Access Restricted no This search result is for a Book

Zimbabwe's Cultural Heritage

Zimbabwe's Cultural Heritage won first prize in the Zimbabwe Book Publishers Association Awards in 2006 for Non-fiction: Humanities and Social Sciences. It is a collection of pieces of the culture of the Ndebele, Shona, Tonga, Kalanga, Nambiya, Xhosa and Venda. The book gives the reader an insight into the world view of different peoples, through descriptions of their history and life events such as pregnancy, marriage and death. "...the most enduring book ever on Zimbabwean history. This book will help people change their attitude towards each other in Zimbabwe." - Zimbabwe Book Publishers Association Awards citation

Access Restricted no This search result is for a Book

Zimbabwe's Lost Decade

Politics, Development and Society

Zimbabwe occupies a special place in African politics and international relations, and has been the subject of intense debates over the years. At independence in 1980, the country was better endowed than most in Africa, and seemed poised for economic development and political pluralism. The population was relatively well educated, the industrial and agricultural bases were strong, and levels of infrastructure were impressive. However, in less than two decades, Zimbabwe was mired in a deep political and economic crisis. Towards the end of its third decade of independence, the economy had collapsed and the country had been transformed into a repressive state. How can we make sense of this decline? How can we explain the ëlost decadeí that followed? Can the explanation be reduced to the authoritarian leadership of Robert Mugabe and role of ZANU-PF? Or was something defective about in the institutions through which the state has exercised its authority? Or was it the result of imperialism, the West and sanctions? Zimbabweís Lost Decade draws on Lloyd Sachikonyeís analyses of political developments over the past 25 years. It offers a critique of leadership, systems of governance, and economic strategies, and argues for democratic values and practices, and more broad-based participation in the development process.
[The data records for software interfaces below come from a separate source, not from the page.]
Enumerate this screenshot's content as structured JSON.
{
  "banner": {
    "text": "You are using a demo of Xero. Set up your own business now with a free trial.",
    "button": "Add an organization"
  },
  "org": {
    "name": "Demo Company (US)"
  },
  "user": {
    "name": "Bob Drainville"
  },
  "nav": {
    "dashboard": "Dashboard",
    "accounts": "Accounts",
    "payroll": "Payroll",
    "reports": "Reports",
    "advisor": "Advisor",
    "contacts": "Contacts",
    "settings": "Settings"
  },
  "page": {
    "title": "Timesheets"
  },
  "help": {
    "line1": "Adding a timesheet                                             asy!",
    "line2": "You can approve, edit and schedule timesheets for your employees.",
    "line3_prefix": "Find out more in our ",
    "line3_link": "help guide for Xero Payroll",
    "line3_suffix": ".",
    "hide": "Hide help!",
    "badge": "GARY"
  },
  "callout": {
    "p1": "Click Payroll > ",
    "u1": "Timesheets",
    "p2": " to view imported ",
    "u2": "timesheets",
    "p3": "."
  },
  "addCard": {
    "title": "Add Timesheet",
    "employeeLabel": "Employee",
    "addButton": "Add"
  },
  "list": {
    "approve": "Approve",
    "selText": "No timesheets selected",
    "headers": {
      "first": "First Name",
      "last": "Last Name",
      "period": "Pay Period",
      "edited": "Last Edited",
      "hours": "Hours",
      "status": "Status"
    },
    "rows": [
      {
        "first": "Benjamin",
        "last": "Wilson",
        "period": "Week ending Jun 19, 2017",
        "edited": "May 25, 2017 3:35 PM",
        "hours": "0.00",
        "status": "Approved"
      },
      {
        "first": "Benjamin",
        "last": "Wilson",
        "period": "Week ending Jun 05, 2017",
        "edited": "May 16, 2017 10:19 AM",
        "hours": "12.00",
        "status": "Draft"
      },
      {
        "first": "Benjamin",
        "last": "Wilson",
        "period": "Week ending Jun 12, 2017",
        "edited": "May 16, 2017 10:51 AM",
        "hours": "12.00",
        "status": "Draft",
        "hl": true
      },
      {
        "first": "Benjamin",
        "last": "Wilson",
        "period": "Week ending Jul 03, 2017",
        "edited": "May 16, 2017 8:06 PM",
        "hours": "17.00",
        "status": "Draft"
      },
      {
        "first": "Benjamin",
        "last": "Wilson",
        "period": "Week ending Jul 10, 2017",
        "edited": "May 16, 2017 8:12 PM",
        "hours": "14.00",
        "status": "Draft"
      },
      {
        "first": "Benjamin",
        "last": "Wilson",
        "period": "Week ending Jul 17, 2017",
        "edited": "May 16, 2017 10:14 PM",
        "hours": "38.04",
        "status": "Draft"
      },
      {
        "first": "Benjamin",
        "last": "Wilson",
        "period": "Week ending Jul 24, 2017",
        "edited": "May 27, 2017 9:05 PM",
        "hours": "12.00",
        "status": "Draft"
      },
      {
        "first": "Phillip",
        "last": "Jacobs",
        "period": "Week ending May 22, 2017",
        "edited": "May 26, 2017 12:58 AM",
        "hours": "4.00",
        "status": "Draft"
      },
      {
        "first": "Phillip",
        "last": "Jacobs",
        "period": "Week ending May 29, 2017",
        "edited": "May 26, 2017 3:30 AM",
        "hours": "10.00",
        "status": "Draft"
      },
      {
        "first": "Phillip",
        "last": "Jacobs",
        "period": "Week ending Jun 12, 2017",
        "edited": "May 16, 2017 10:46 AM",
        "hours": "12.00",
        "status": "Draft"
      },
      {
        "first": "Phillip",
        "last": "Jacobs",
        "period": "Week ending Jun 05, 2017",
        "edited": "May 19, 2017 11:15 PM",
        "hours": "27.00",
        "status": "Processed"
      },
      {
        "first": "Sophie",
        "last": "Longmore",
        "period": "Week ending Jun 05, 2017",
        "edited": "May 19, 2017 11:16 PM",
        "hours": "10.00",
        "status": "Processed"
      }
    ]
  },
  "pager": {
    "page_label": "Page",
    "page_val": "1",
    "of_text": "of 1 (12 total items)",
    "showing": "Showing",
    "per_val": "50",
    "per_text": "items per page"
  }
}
Access Restricted no This search result is for a Book

The Zionist Churches in Malawi

History - Theology - Anthropology

Ulf Strohbehn

This book presents an African Christian movement full of vitality and creativity. The reader will meet believers who drink milk so that they may dream about angels, reports about funerals where the mourners dance with the coffin on their shoulders and church members who are ritually not allowed to fertilize their fields or wear neck ties. The author’s unique insight into Malawi’s Christian community addresses important issues in society. Why have ‘Spirit Churches,’ including Pentecostalism, been so successful in Malawi? Why do some religious groups still refuse medical help, up to the point that children die of cholera? How did the independent churches deal with the colonial trauma? In this masterful portrait, Strohbehn takes the reader from industrial mine compounds to rural colonies, where churches have set up their own spiritual and political rule. He carefully dissects the fine lines between traditional notions and Christianity’s influence. We find a spiritual portrait of the Ngoni people, a fascinating cultural analysis of dancing and an encounter with a unique style of preaching.

previous PREV 7 8 9 10

Results 91-95 of 95

:
:

Return to Browse All on Project MUSE

Research Areas

Content Type

  • (95)

Access

  • You have access to this content
  • Free sample
  • Open Access
  • Restricted Access